The Senate acted as the FAA said there had been at least 863 flights delayed on Wednesday "attributable to staffing reductions resulting from the furlough."
There was no immediate reaction at the White House, although administration officials participated in the negotiations that led to the deal and evidently registered no objections.
Sen. Susan Collins (R) of Maine, a key participant in the talks, said the legislation would "prevent what otherwise would have been intolerable delays in the air travel system, inconveniencing travelers and hurting the economy."
Senate approval followed several hours of pressure-filled, closed-door negotiations, and came after most senators had departed the Capitol on the assumption that the talks had fallen short.
Officials said a small group of senators insisted on a last-ditch effort at an agreement before Congress adjourned for a vacation that could have become politically problematic if the flight delays continued.
For the White House and Senate Democrats, the discussions on legislation relating to one relatively small slice of the $85 billion in spending cuts marked a shift in position in a long-running struggle with Republicans over budget issues. Similarly, the turn of events marked at least modest vindication of a decision by the House GOP last winter to finesse some budget struggles in order to focus public attention on the across-the-board cuts in hopes they would gain leverage over President Barack Obama.

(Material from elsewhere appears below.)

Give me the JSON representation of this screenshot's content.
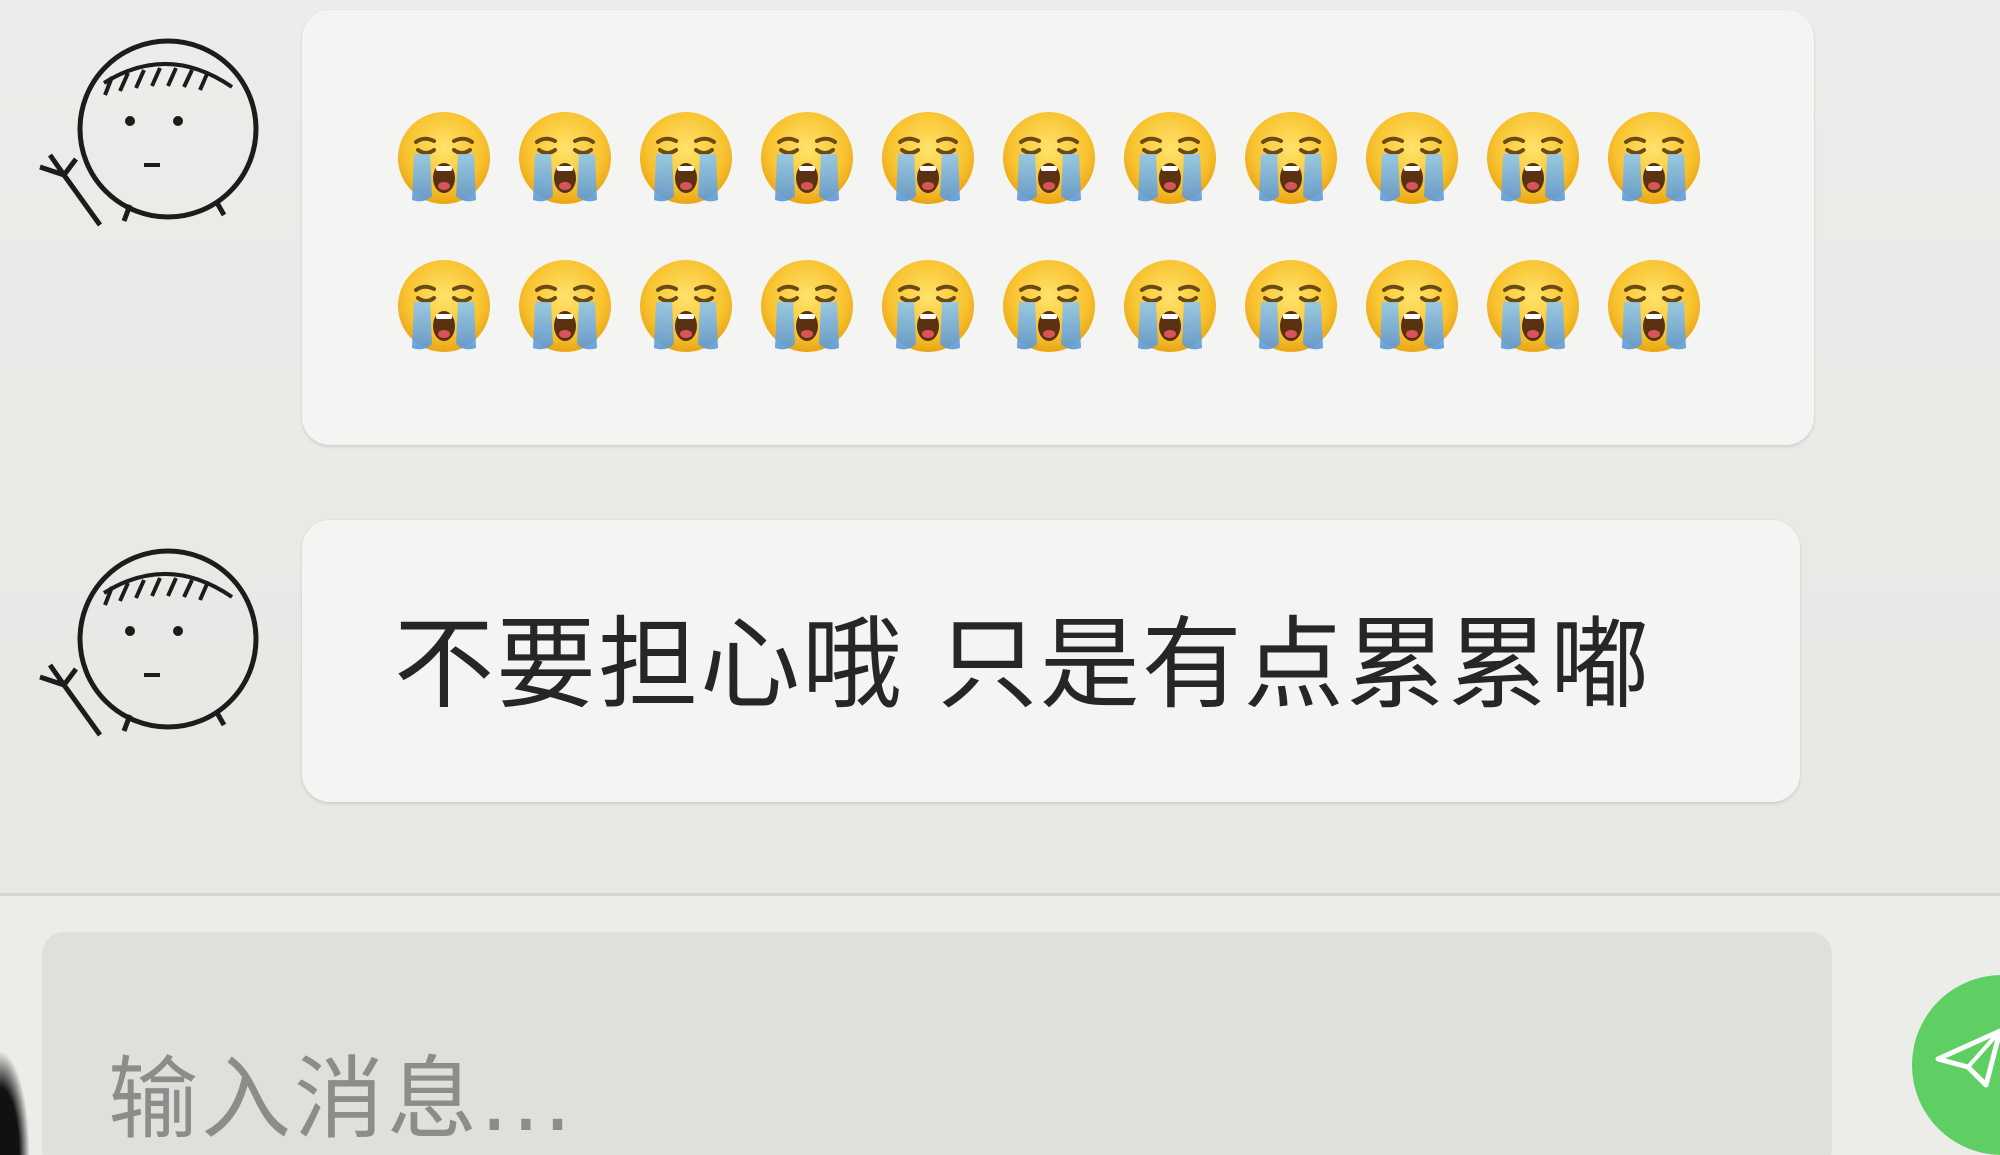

The Professional Aviation Safety Specialists, a union that represents FAA employees, reported a number of incidents it said were due to the furloughs.
In one case, it said several flights headed for Long Island MacArthur Airport in New York were diverted on Wednesday when a piece of equipment failed. "While the policy for this equipment is immediate restoral, due to sequestration and furloughs it was changed to next-day restoral," the union said.
It added it was "learning of additional impacts nationwide, including open watches, increased restoration times, delays resulting from insufficient funding for parts and equipment, modernization delays, missed or deferred preventative maintenance, and reduced redundancy."